But a new paper that looks at assets sales during the financial crisis suggests that that might not be a totally accurate representation of who sells during a crisis. Jeffrey Hoopes, Patrick Langetieg, Stefan Nagel, Daniel Reck, Joel Slemrod, and Bryan Stuart, the paper’s authors, looked at a highly volatile period during 2008 and 2009 in order to investigate who was most likely to sell off their holdings, and what assets they were shedding. To figure out the “who” they looked at IRS data on those who paid capital-gains tax on asset sales and matched it up with demographic information from Social Security files and the Survey of Consumer Finances, such as age and income level.
Trump’s only viable road to the White House requires him to improve his standing within a group that has favored the GOP, but been cool to Trump.
It’s entirely possible that for all the talk about the gender gap, Donald Trump could prove more competitive among white women against Hillary Clinton than it appears today.
But Trump faces at least as much risk that white women could seal his doom in the general election match-up against Clinton that now appears certain.
How could both things be true? The answer is that the electorate’s changing composition makes it virtually impossible for Trump to prevail in November unless he not only wins most white women, but also carries that group by a convincing margin. Even a narrow lead for Trump over Clinton among white women would likely ensure his defeat.
The good news for Trump is that the Republican edge among white women has widened substantially since 2000, providing him a foundation on which to build. The bad news is he faces enormous, possibly unprecedented headwinds in defending that advantage. “There is something really basic, elemental, going on here with women reacting to [Trump],” said the Democratic pollster Stanley Greenberg, who has polled extensively for the Women’s Voices Women Vote Action Fund, a liberal voter mobilization group. “Every signal he’s sent that has built up his support with men and Republicans has had the opposite effect with women.”
What jargon says about armies, and the societies they serve
JERUSALEM—“We have two flowers and one oleander. We need a thistle.” Listening to the Israeli military frequencies when I was an infantryman nearly two decades ago, it was (and still is) possible to hear sentences like these, the bewildering cousins of sentences familiar to anyone following America’s present-day wars. “Vegas is in a TIC,” says a U.S. infantryman in Afghanistan in Sebastian Junger’s book War. What does it all mean?
Anyone seeking to understand the world needs to understand soldiers, but the language of soldiers tends to be bizarre and opaque, an apt symbol for the impossibility of communicating their experiences to people safe at home. The language isn’t nonsense—it means something to the soldiers, of course, but it also has something to say about the army and society to which they belong, and about the shared experience of military service anywhere.
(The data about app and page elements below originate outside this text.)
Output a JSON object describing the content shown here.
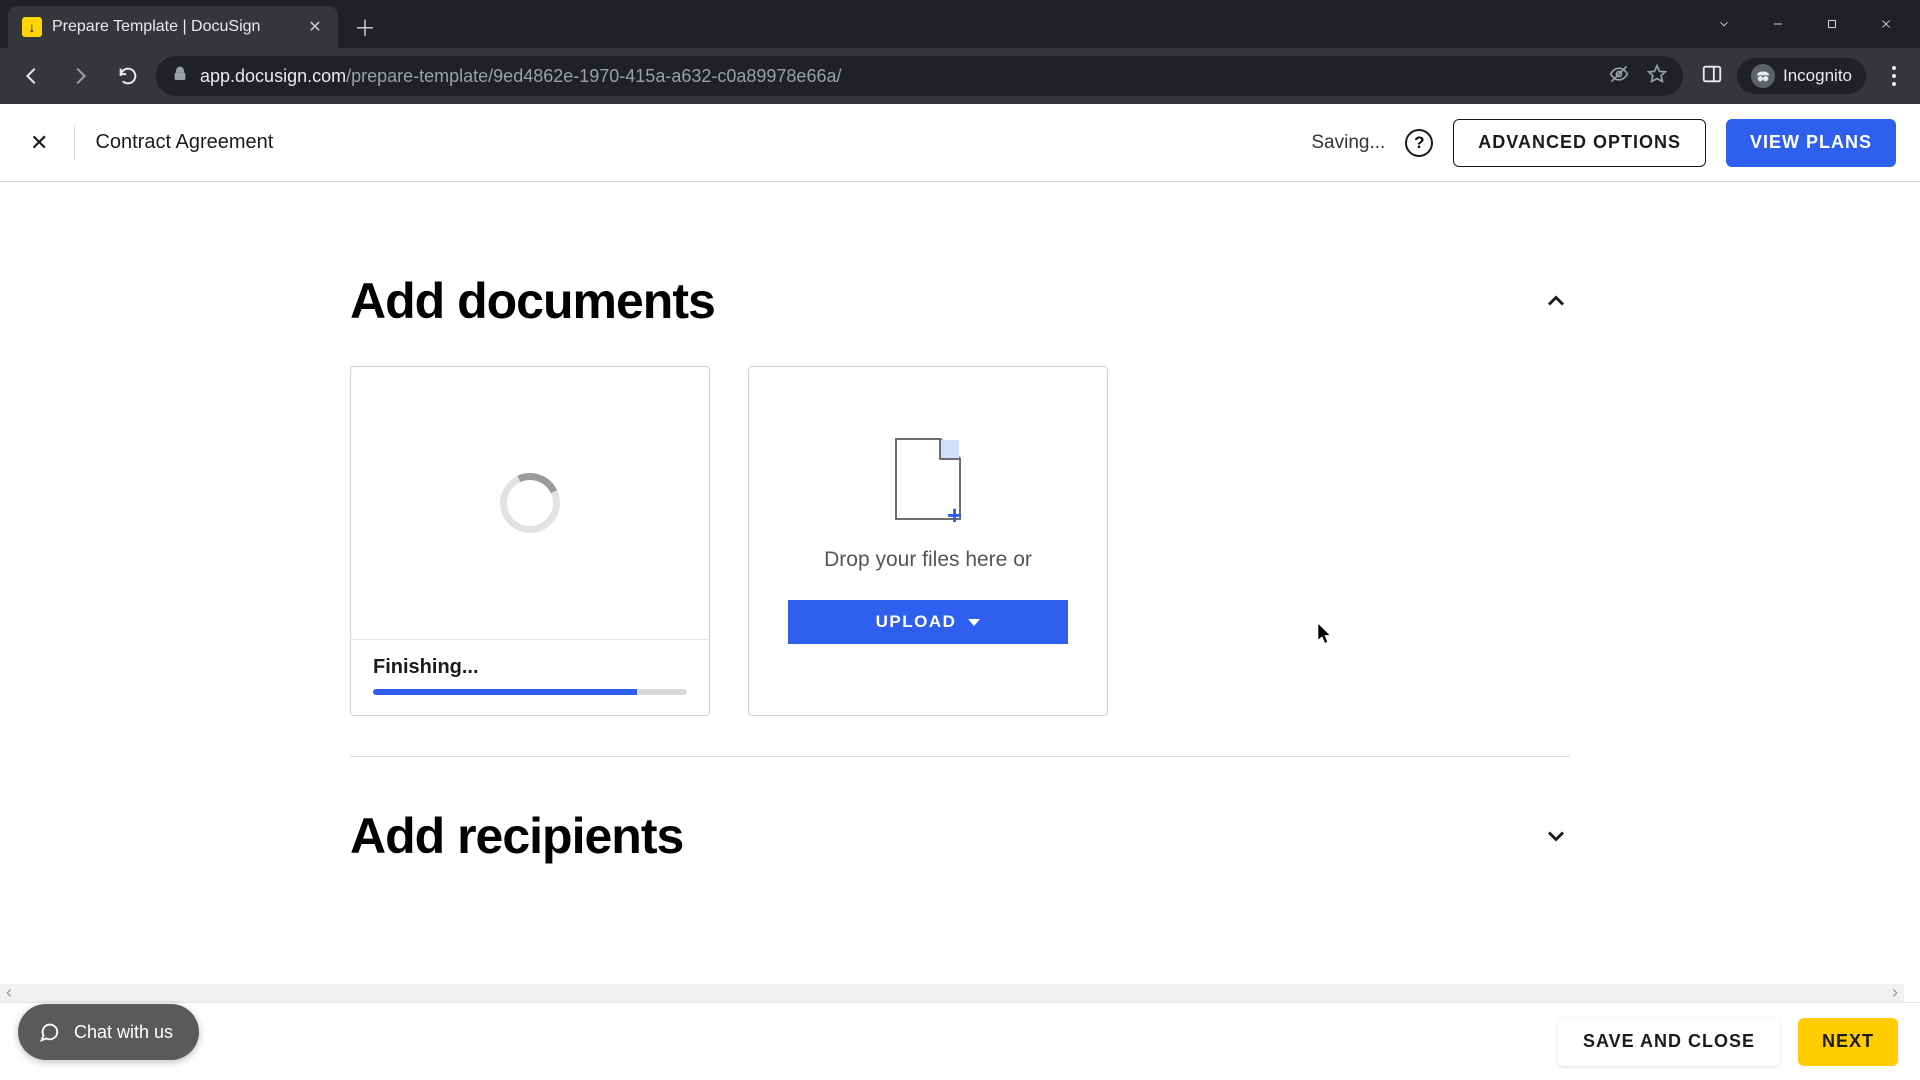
{
  "browser": {
    "tab_title": "Prepare Template | DocuSign",
    "url_host": "app.docusign.com",
    "url_path": "/prepare-template/9ed4862e-1970-415a-a632-c0a89978e66a/",
    "incognito_label": "Incognito"
  },
  "header": {
    "template_name": "Contract Agreement",
    "saving_label": "Saving...",
    "advanced_options_label": "ADVANCED OPTIONS",
    "view_plans_label": "VIEW PLANS"
  },
  "sections": {
    "add_documents": {
      "title": "Add documents",
      "uploading_status": "Finishing...",
      "upload_progress_percent": 84,
      "drop_hint": "Drop your files here or",
      "upload_button": "UPLOAD"
    },
    "add_recipients": {
      "title": "Add recipients"
    }
  },
  "footer": {
    "save_close_label": "SAVE AND CLOSE",
    "next_label": "NEXT"
  },
  "chat": {
    "label": "Chat with us"
  },
  "colors": {
    "primary_blue": "#2f5fef",
    "accent_yellow": "#ffcc00"
  }
}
The soldiers’ vernacular must provide words for things that civilians don’t need to describe, like grades of officers and kinds of weapons. But it has deeper purposes too.